++++ Records shown ++++

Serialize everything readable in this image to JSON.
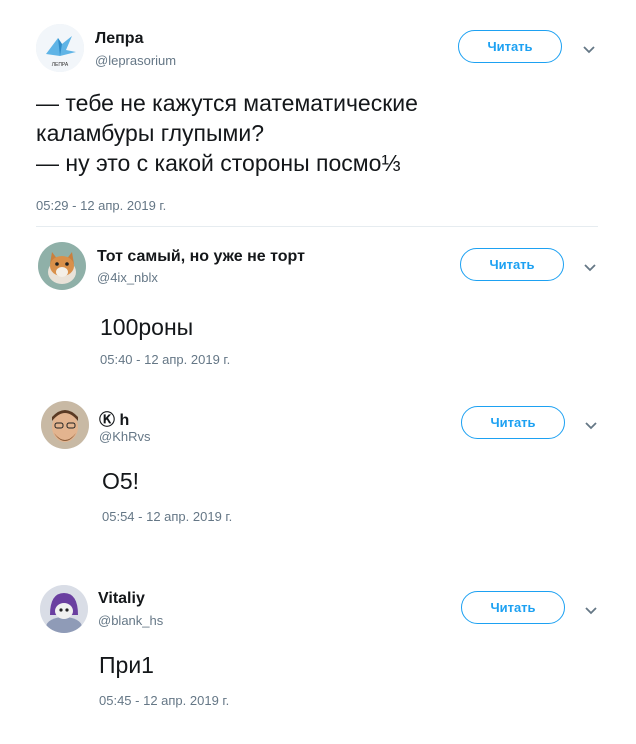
{
  "tweets": [
    {
      "name": "Лепра",
      "handle": "@leprasorium",
      "follow_label": "Читать",
      "text": "— тебе не кажутся математические\nкаламбуры глупыми?\n— ну это с какой стороны посмо⅓",
      "time": "05:29 - 12 апр. 2019 г.",
      "avatar_text": "ЛЕПРА"
    },
    {
      "name": "Тот самый, но уже не торт",
      "handle": "@4ix_nblx",
      "follow_label": "Читать",
      "text": "100роны",
      "time": "05:40 - 12 апр. 2019 г."
    },
    {
      "name": "Ⓚ һ",
      "handle": "@KhRvs",
      "follow_label": "Читать",
      "text": "О5!",
      "time": "05:54 - 12 апр. 2019 г."
    },
    {
      "name": "Vitaliy",
      "handle": "@blank_hs",
      "follow_label": "Читать",
      "text": "При1",
      "time": "05:45 - 12 апр. 2019 г."
    }
  ],
  "colors": {
    "accent": "#1da1f2",
    "muted": "#657786",
    "text": "#14171a"
  },
  "icons": {
    "menu": "chevron-down-icon"
  }
}
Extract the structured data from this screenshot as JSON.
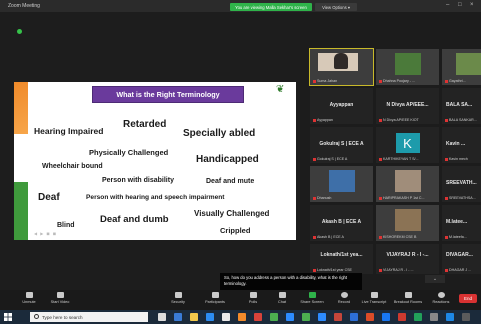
{
  "titlebar": {
    "app_name": "Zoom Meeting",
    "share_banner": "You are viewing Malla Sekhar's screen",
    "view_options": "View Options ▾"
  },
  "slide": {
    "title": "What is the Right Terminology",
    "terms": [
      {
        "text": "Hearing Impaired"
      },
      {
        "text": "Retarded"
      },
      {
        "text": "Specially abled"
      },
      {
        "text": "Physically Challenged"
      },
      {
        "text": "Handicapped"
      },
      {
        "text": "Wheelchair bound"
      },
      {
        "text": "Person with disability"
      },
      {
        "text": "Deaf and mute"
      },
      {
        "text": "Deaf"
      },
      {
        "text": "Person with hearing and speech impairment"
      },
      {
        "text": "Visually Challenged"
      },
      {
        "text": "Deaf and dumb"
      },
      {
        "text": "Blind"
      },
      {
        "text": "Crippled"
      }
    ]
  },
  "gallery": {
    "tiles": [
      {
        "center": "",
        "foot": "Suma Jahan",
        "type": "video"
      },
      {
        "center": "",
        "foot": "Dhahna Poojary - ...",
        "type": "photo"
      },
      {
        "center": "",
        "foot": "Gayathri...",
        "type": "photo"
      },
      {
        "center": "Ayyappan",
        "foot": "Ayyappan",
        "type": "name"
      },
      {
        "center": "N Divya AP/EEE...",
        "foot": "N Divya AP/EEE KIOT",
        "type": "name"
      },
      {
        "center": "BALA SA...",
        "foot": "BALA SANKAR...",
        "type": "name"
      },
      {
        "center": "Gokulraj S | ECE A",
        "foot": "Gokulraj S | ECE A",
        "type": "name"
      },
      {
        "center": "",
        "foot": "KARTHIKEYAN T S/...",
        "type": "avatar",
        "letter": "K"
      },
      {
        "center": "Kavin ...",
        "foot": "Kavin mech",
        "type": "name"
      },
      {
        "center": "",
        "foot": "Dhanush",
        "type": "photo"
      },
      {
        "center": "",
        "foot": "HARIPRAKASH P 1st C...",
        "type": "photo"
      },
      {
        "center": "SREEVATH...",
        "foot": "SREEVATHSA...",
        "type": "name"
      },
      {
        "center": "Akash B | ECE A",
        "foot": "Akash B | ECE A",
        "type": "name"
      },
      {
        "center": "",
        "foot": "KISHOREKM CSE B",
        "type": "photo"
      },
      {
        "center": "M.latee...",
        "foot": "M.lateefa...",
        "type": "name"
      },
      {
        "center": "Loknath/1st yea...",
        "foot": "Loknath/1st year CSE",
        "type": "name"
      },
      {
        "center": "VIJAYRAJ R - I -...",
        "foot": "VIJAYRAJ R - I - ...",
        "type": "name"
      },
      {
        "center": "DIVAGAR...",
        "foot": "DHAGAR J ...",
        "type": "name"
      }
    ]
  },
  "caption": "So, how do you address a person with a disability, what is the right terminology.",
  "toolbar": {
    "buttons": [
      {
        "label": "Unmute",
        "color": "#c9c9c9"
      },
      {
        "label": "Start Video",
        "color": "#c9c9c9"
      },
      {
        "label": "Security",
        "color": "#c9c9c9"
      },
      {
        "label": "Participants",
        "color": "#c9c9c9"
      },
      {
        "label": "Polls",
        "color": "#c9c9c9"
      },
      {
        "label": "Chat",
        "color": "#c9c9c9"
      },
      {
        "label": "Share Screen",
        "color": "#2fb34a"
      },
      {
        "label": "Record",
        "color": "#c9c9c9"
      },
      {
        "label": "Live Transcript",
        "color": "#c9c9c9"
      },
      {
        "label": "Breakout Rooms",
        "color": "#c9c9c9"
      },
      {
        "label": "Reactions",
        "color": "#c9c9c9"
      }
    ],
    "end_label": "End"
  },
  "taskbar": {
    "search_placeholder": "Type here to search"
  }
}
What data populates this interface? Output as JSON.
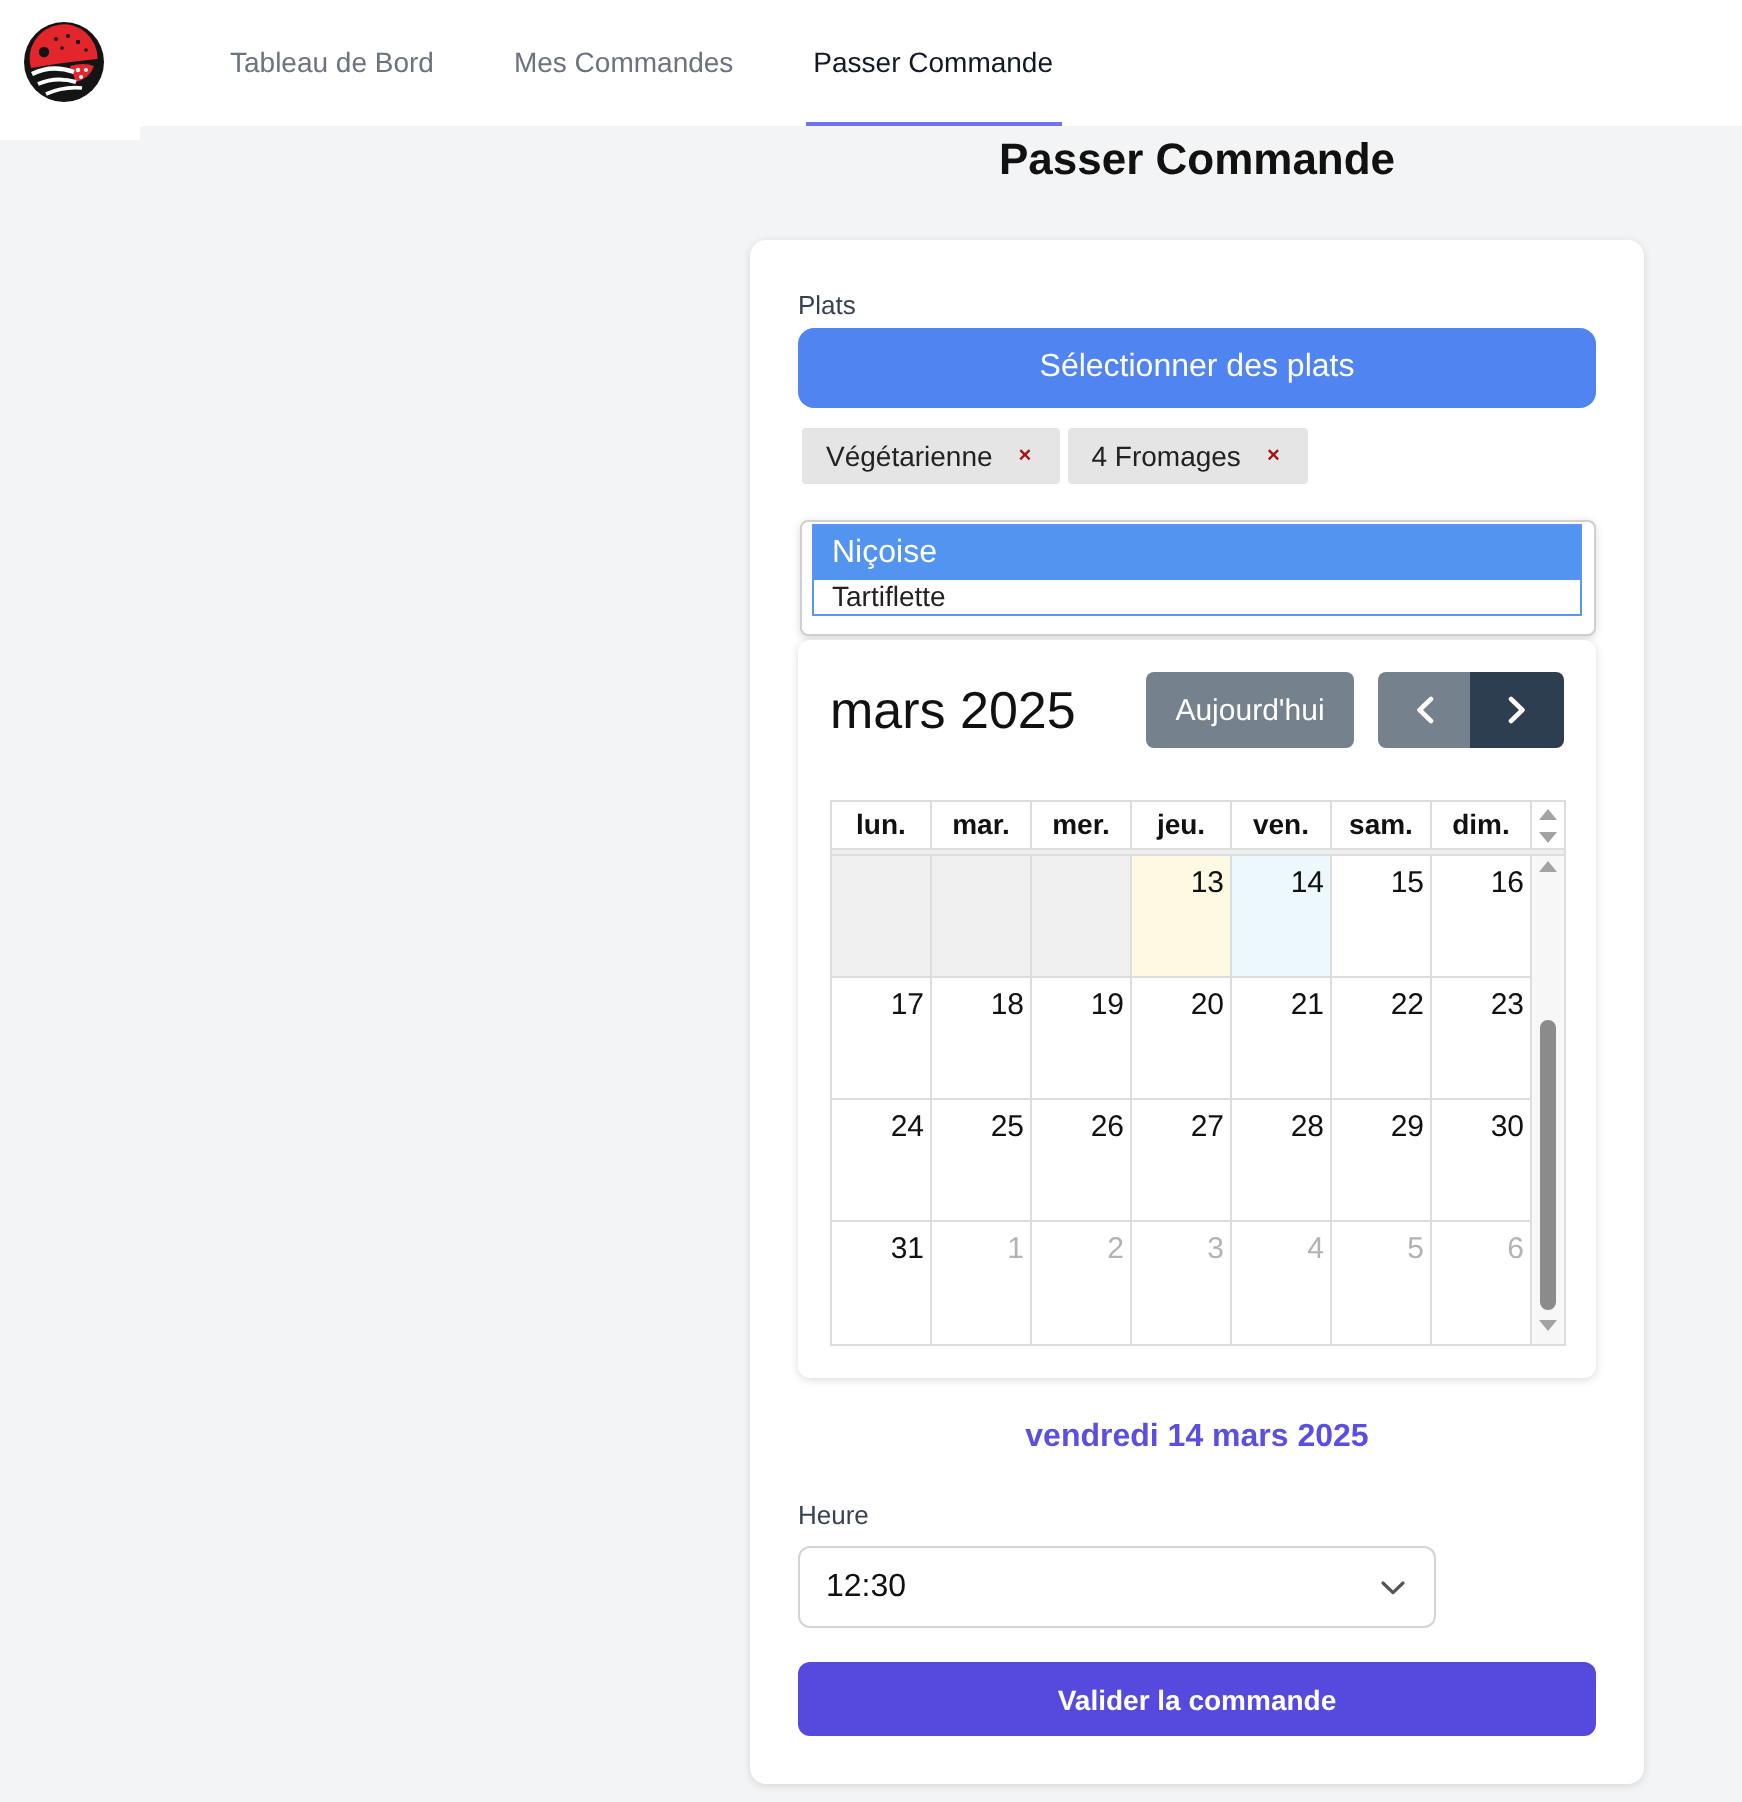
{
  "header": {
    "nav": [
      {
        "label": "Tableau de Bord",
        "selected": false
      },
      {
        "label": "Mes Commandes",
        "selected": false
      },
      {
        "label": "Passer Commande",
        "selected": true
      }
    ]
  },
  "page_title": "Passer Commande",
  "form": {
    "dishes": {
      "label": "Plats",
      "button": "Sélectionner des plats",
      "chips": [
        {
          "label": "Végétarienne",
          "remove": "×"
        },
        {
          "label": "4 Fromages",
          "remove": "×"
        }
      ],
      "options": [
        {
          "label": "Niçoise",
          "selected": true
        },
        {
          "label": "Tartiflette",
          "selected": false
        }
      ]
    },
    "calendar": {
      "title": "mars 2025",
      "today_button": {
        "label": "Aujourd'hui",
        "disabled": true
      },
      "prev_button": {
        "disabled": true
      },
      "next_button": {
        "disabled": false
      },
      "weekdays": [
        "lun.",
        "mar.",
        "mer.",
        "jeu.",
        "ven.",
        "sam.",
        "dim."
      ],
      "weeks": [
        [
          {
            "kind": "past",
            "today": false
          },
          {
            "kind": "past",
            "today": false
          },
          {
            "kind": "past",
            "today": false
          },
          {
            "day": "13",
            "kind": "current",
            "today": true,
            "selected": false
          },
          {
            "day": "14",
            "kind": "current",
            "today": false,
            "selected": true
          },
          {
            "day": "15",
            "kind": "current",
            "today": false,
            "selected": false
          },
          {
            "day": "16",
            "kind": "current",
            "today": false,
            "selected": false
          }
        ],
        [
          {
            "day": "17",
            "kind": "current",
            "today": false,
            "selected": false
          },
          {
            "day": "18",
            "kind": "current",
            "today": false,
            "selected": false
          },
          {
            "day": "19",
            "kind": "current",
            "today": false,
            "selected": false
          },
          {
            "day": "20",
            "kind": "current",
            "today": false,
            "selected": false
          },
          {
            "day": "21",
            "kind": "current",
            "today": false,
            "selected": false
          },
          {
            "day": "22",
            "kind": "current",
            "today": false,
            "selected": false
          },
          {
            "day": "23",
            "kind": "current",
            "today": false,
            "selected": false
          }
        ],
        [
          {
            "day": "24",
            "kind": "current",
            "today": false,
            "selected": false
          },
          {
            "day": "25",
            "kind": "current",
            "today": false,
            "selected": false
          },
          {
            "day": "26",
            "kind": "current",
            "today": false,
            "selected": false
          },
          {
            "day": "27",
            "kind": "current",
            "today": false,
            "selected": false
          },
          {
            "day": "28",
            "kind": "current",
            "today": false,
            "selected": false
          },
          {
            "day": "29",
            "kind": "current",
            "today": false,
            "selected": false
          },
          {
            "day": "30",
            "kind": "current",
            "today": false,
            "selected": false
          }
        ],
        [
          {
            "day": "31",
            "kind": "current",
            "today": false,
            "selected": false
          },
          {
            "day": "1",
            "kind": "other_month",
            "today": false,
            "selected": false
          },
          {
            "day": "2",
            "kind": "other_month",
            "today": false,
            "selected": false
          },
          {
            "day": "3",
            "kind": "other_month",
            "today": false,
            "selected": false
          },
          {
            "day": "4",
            "kind": "other_month",
            "today": false,
            "selected": false
          },
          {
            "day": "5",
            "kind": "other_month",
            "today": false,
            "selected": false
          },
          {
            "day": "6",
            "kind": "other_month",
            "today": false,
            "selected": false
          }
        ]
      ]
    },
    "selected_date": "vendredi 14 mars 2025",
    "time": {
      "label": "Heure",
      "value": "12:30"
    },
    "submit": "Valider la commande"
  }
}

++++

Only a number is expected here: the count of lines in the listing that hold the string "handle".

4